“Hello hello children! I hope you are doing well.” I was standing in front of the dirty mirror in my room and holding my fist in front of my mouth like a microphone. There was going to be a big celebration at the school and as always, the principal had asked me to host. I loved to be on stage. To perform. I was talented too. “So as you know children, we have a big celebration today and we have planned a lot of…” I was in the middle of my speech when my mum opened the door of my room and walked in, “Can’t you hear me? Have you gone deaf? And stop this nonsense. You’re going to be a bride soon, so grow up and act like a woman.” I crossed my arms. “What’s that got to do with anything?” I asked angrily. “You bring this bride business up every time I do anything. I’m not going to be a bride. I have told you this a hundred…” I hadn’t finished my sentence when she slammed her palm against the window. The sound of breaking glass echoed throughout the house. My mum’s hand was drenched in blood and bits of broken glass were everywhere. I could hear my brother’s footsteps rushing to my bedroom. I couldn’t move. Was he coming to save me? Something like hope was bubbling in the pit of my stomach. My brother got to the room. When he saw the blood, he started yelling, “Screw what you want. This is not up to you to decide!”
Back to my corner, sobbing quietly under my chador. This time the whole household was trying to get me wedded.
Our house was right next to my uncle’s house buffered by a small shed covered in date palm leaves. They told me my cousin (the future groom) is waiting for me by the shed. He wants to talk to me. I couldn’t decide. I didn’t want to talk to him but that wasn’t my choice either. A thousand butterflies were flapping their wings wildly in my stomach. But I had to tell him. He had to hear what I had to say. He had curly hair and dark skin. He was wearing a blue shirt and baggy Kurdish pants. He was waiting for me and as soon as I arrived, he asked, “So why don’t you want to marry me?” I suddenly felt sorry for him.
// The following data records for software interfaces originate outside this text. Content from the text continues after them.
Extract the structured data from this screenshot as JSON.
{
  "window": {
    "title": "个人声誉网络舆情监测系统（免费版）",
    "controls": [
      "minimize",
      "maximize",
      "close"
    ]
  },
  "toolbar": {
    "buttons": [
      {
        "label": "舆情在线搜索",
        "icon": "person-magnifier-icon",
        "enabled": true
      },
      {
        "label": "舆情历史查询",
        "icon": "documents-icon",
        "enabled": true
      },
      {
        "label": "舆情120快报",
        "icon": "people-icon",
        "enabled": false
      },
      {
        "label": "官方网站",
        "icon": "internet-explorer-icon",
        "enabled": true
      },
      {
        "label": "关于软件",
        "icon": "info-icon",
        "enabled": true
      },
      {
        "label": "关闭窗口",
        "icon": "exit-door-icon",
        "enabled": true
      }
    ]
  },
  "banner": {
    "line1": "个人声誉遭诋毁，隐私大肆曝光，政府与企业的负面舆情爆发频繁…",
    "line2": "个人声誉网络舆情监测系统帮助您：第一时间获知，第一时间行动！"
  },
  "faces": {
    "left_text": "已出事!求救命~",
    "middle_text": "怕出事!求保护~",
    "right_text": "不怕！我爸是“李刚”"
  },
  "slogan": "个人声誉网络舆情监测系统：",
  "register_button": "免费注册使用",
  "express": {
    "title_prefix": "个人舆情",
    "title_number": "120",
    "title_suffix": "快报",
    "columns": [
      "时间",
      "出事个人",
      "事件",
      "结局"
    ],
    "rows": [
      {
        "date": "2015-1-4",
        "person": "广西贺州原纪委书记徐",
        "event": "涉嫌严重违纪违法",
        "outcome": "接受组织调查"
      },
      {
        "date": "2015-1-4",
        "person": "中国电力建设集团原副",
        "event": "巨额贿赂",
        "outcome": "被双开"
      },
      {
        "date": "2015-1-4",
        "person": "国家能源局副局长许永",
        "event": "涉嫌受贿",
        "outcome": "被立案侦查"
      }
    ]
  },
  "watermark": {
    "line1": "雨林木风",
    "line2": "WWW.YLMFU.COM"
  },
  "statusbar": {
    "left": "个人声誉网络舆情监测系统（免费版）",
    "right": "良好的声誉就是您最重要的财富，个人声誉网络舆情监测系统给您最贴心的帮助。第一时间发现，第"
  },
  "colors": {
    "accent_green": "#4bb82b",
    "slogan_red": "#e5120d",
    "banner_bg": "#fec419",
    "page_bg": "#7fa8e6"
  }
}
I tried my best to respond nicely and calmly. “You’re a good man and I like you like a cousin, but I can’t see you any other way.” “Bachi?” (Why not?) he asked. Every time I explained, he kept coming back with one word “Bachi?” (Why not?). I explained again and again he asked Bachi? I explained it any which way I could think of and in response he kept asking Bachi? Bachi? Bachi. It was driving me crazy. I wanted to go back home. I started moving backwards toward the house as if I was running away from him. As I was walking toward the house, I shouted, “I don’t want to marry you. Bye.”
A few months later, I don’t know how many, when I returned from the dorms, I saw a pink card on the mantle. It was a wedding invitation. I was excited. An evening of dancing and celebration was just what I needed. I opened the card. It was an invitation to his wedding, my cousin’s wedding. I couldn’t believe it. My eyes grew wide with excitement. I started laughing and dancing in my school uniform right in the middle of the house. As I was dancing, I kept telling myself. It’s over, Zahra. It’s truly over. You’re no longer one of those girls who is born a bride. You have plenty of time to grow up. There are no limits.
* A sweet traditional energy snack, a natural blend of seeds, plants, and powders used for its anti-anxiety and analgesic properties, traditionally given to women after giving birth.
** First day of the week in the Persian calendar.
2 December, 2022